Christelle Bérubé, a former member, says the religious group encourages young women to marry young and to eschew careers to focus on “raising perfect children.” Bérubé, who attended one of the group’s schools, said she and the other children received little formal education.
“They taught French, math, a little English, but nothing else, and the girls had to leave at the age of 13 to prepare to become mothers at home,” she said in a phone interview.
Bérubé said she began to realize something wasn’t right around 2011, after the previously supportive community turned their back on her following the breakdown of her marriage. At age 25, she was discouraged from trying to get a job, even though she was a single mother to six children.
“When I got out, I had to ask myself who I was, because I didn’t even know,” she said.
Bérubé, now 35, said that after leaving she changed the names of her six children, all of whom were named after Eugene Richer.
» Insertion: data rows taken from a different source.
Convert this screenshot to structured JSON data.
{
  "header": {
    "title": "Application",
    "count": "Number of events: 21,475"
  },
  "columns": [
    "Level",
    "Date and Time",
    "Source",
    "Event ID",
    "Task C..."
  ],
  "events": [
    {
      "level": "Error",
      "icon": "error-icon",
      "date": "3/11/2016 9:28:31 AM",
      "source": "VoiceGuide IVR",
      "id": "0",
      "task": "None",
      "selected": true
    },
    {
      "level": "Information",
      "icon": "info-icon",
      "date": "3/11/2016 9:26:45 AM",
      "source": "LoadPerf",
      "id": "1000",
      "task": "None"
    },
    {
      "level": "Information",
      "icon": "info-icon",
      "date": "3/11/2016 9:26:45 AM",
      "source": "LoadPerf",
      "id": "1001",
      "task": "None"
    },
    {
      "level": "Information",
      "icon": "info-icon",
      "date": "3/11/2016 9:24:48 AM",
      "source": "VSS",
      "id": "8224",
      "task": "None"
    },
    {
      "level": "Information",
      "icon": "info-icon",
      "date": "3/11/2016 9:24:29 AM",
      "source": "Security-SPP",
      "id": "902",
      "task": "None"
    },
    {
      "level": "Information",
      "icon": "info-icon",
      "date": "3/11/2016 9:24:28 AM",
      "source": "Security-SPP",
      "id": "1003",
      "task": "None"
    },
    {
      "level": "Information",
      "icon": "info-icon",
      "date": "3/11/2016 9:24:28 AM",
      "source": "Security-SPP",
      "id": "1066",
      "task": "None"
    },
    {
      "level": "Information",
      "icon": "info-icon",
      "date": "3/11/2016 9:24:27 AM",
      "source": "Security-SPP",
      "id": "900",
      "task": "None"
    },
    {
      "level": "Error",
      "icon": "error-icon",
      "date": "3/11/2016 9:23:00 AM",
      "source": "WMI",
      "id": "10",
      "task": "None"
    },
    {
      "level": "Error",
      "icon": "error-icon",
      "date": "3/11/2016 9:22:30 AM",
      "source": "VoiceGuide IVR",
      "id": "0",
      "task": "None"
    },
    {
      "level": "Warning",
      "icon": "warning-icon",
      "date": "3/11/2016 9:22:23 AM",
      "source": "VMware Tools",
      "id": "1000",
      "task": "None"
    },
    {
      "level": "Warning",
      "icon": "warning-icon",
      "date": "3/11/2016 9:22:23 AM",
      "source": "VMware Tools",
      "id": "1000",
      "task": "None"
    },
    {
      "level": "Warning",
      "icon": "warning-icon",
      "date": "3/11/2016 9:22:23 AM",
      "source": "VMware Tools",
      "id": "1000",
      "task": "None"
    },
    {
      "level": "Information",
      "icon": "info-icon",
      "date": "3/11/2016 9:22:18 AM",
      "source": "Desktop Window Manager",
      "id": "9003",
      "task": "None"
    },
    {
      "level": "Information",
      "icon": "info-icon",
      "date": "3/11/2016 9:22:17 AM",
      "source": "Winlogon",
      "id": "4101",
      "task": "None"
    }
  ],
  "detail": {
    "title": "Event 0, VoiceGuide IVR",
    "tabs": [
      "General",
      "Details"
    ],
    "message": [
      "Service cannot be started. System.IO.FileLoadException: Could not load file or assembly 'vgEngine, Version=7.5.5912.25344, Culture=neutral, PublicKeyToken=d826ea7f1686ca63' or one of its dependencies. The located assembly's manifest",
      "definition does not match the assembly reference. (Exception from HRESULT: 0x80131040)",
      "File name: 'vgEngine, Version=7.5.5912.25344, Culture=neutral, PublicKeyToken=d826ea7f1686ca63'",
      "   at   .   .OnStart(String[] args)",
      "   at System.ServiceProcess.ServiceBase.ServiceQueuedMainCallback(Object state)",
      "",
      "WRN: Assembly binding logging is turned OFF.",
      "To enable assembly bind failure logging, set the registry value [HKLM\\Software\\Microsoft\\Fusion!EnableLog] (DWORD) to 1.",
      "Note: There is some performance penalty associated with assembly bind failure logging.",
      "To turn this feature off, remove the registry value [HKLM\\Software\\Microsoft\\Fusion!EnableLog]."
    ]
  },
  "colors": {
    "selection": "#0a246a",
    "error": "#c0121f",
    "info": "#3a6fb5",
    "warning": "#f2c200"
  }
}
She supports her children by working as a cleaner and has a new relationship.
She expressed the hope that the community’s children will be sent to regular schools. “It would be the best thing for them,” she said.
© 2019 The Canadian Press